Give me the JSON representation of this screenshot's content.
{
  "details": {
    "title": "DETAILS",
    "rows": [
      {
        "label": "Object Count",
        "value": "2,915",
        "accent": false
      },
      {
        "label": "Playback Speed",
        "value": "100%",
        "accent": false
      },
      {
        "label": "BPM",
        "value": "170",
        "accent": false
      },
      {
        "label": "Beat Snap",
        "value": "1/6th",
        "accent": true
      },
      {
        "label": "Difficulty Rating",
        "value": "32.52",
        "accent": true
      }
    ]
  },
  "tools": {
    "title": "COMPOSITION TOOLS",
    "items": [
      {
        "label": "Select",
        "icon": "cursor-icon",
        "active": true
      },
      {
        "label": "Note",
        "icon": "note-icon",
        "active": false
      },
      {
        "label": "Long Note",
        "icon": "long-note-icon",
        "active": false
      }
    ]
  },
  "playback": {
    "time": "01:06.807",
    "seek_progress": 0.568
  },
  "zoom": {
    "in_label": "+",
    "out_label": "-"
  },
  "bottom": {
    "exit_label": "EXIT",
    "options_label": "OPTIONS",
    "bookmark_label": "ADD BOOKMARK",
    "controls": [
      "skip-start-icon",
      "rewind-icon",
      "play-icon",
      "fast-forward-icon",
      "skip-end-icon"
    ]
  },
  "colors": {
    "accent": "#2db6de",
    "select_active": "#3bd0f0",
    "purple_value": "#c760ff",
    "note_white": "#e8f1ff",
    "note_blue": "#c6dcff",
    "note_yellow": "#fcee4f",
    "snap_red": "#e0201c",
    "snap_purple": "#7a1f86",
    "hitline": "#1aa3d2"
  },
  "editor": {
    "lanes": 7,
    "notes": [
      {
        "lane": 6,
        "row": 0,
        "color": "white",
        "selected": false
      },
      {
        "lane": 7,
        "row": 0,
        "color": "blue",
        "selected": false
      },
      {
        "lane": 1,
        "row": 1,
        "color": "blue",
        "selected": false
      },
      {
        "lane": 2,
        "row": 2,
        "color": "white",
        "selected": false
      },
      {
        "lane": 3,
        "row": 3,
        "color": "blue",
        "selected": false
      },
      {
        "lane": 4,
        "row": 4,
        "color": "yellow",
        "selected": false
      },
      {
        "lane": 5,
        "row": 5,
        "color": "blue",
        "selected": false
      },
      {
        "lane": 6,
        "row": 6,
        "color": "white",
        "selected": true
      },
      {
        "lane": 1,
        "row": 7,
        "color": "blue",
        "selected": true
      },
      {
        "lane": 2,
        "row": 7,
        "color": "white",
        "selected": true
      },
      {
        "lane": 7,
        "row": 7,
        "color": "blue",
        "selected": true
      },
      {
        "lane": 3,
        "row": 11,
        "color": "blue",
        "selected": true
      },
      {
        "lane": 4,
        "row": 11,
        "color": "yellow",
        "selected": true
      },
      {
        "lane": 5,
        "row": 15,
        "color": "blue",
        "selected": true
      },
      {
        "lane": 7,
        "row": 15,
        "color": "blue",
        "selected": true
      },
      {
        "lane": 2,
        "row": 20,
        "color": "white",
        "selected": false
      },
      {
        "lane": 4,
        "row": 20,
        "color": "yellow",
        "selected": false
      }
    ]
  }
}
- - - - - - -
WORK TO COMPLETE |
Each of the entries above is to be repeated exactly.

REPLY |
Give me the JSON representation of this screenshot's content.
{
  "details": {
    "title": "DETAILS",
    "rows": [
      {
        "label": "Object Count",
        "value": "2,915",
        "accent": false
      },
      {
        "label": "Playback Speed",
        "value": "100%",
        "accent": false
      },
      {
        "label": "BPM",
        "value": "170",
        "accent": false
      },
      {
        "label": "Beat Snap",
        "value": "1/6th",
        "accent": true
      },
      {
        "label": "Difficulty Rating",
        "value": "32.52",
        "accent": true
      }
    ]
  },
  "tools": {
    "title": "COMPOSITION TOOLS",
    "items": [
      {
        "label": "Select",
        "icon": "cursor-icon",
        "active": true
      },
      {
        "label": "Note",
        "icon": "note-icon",
        "active": false
      },
      {
        "label": "Long Note",
        "icon": "long-note-icon",
        "active": false
      }
    ]
  },
  "playback": {
    "time": "01:06.807",
    "seek_progress": 0.568
  },
  "zoom": {
    "in_label": "+",
    "out_label": "-"
  },
  "bottom": {
    "exit_label": "EXIT",
    "options_label": "OPTIONS",
    "bookmark_label": "ADD BOOKMARK",
    "controls": [
      "skip-start-icon",
      "rewind-icon",
      "play-icon",
      "fast-forward-icon",
      "skip-end-icon"
    ]
  },
  "colors": {
    "accent": "#2db6de",
    "select_active": "#3bd0f0",
    "purple_value": "#c760ff",
    "note_white": "#e8f1ff",
    "note_blue": "#c6dcff",
    "note_yellow": "#fcee4f",
    "snap_red": "#e0201c",
    "snap_purple": "#7a1f86",
    "hitline": "#1aa3d2"
  },
  "editor": {
    "lanes": 7,
    "notes": [
      {
        "lane": 6,
        "row": 0,
        "color": "white",
        "selected": false
      },
      {
        "lane": 7,
        "row": 0,
        "color": "blue",
        "selected": false
      },
      {
        "lane": 1,
        "row": 1,
        "color": "blue",
        "selected": false
      },
      {
        "lane": 2,
        "row": 2,
        "color": "white",
        "selected": false
      },
      {
        "lane": 3,
        "row": 3,
        "color": "blue",
        "selected": false
      },
      {
        "lane": 4,
        "row": 4,
        "color": "yellow",
        "selected": false
      },
      {
        "lane": 5,
        "row": 5,
        "color": "blue",
        "selected": false
      },
      {
        "lane": 6,
        "row": 6,
        "color": "white",
        "selected": true
      },
      {
        "lane": 1,
        "row": 7,
        "color": "blue",
        "selected": true
      },
      {
        "lane": 2,
        "row": 7,
        "color": "white",
        "selected": true
      },
      {
        "lane": 7,
        "row": 7,
        "color": "blue",
        "selected": true
      },
      {
        "lane": 3,
        "row": 11,
        "color": "blue",
        "selected": true
      },
      {
        "lane": 4,
        "row": 11,
        "color": "yellow",
        "selected": true
      },
      {
        "lane": 5,
        "row": 15,
        "color": "blue",
        "selected": true
      },
      {
        "lane": 7,
        "row": 15,
        "color": "blue",
        "selected": true
      },
      {
        "lane": 2,
        "row": 20,
        "color": "white",
        "selected": false
      },
      {
        "lane": 4,
        "row": 20,
        "color": "yellow",
        "selected": false
      }
    ]
  }
}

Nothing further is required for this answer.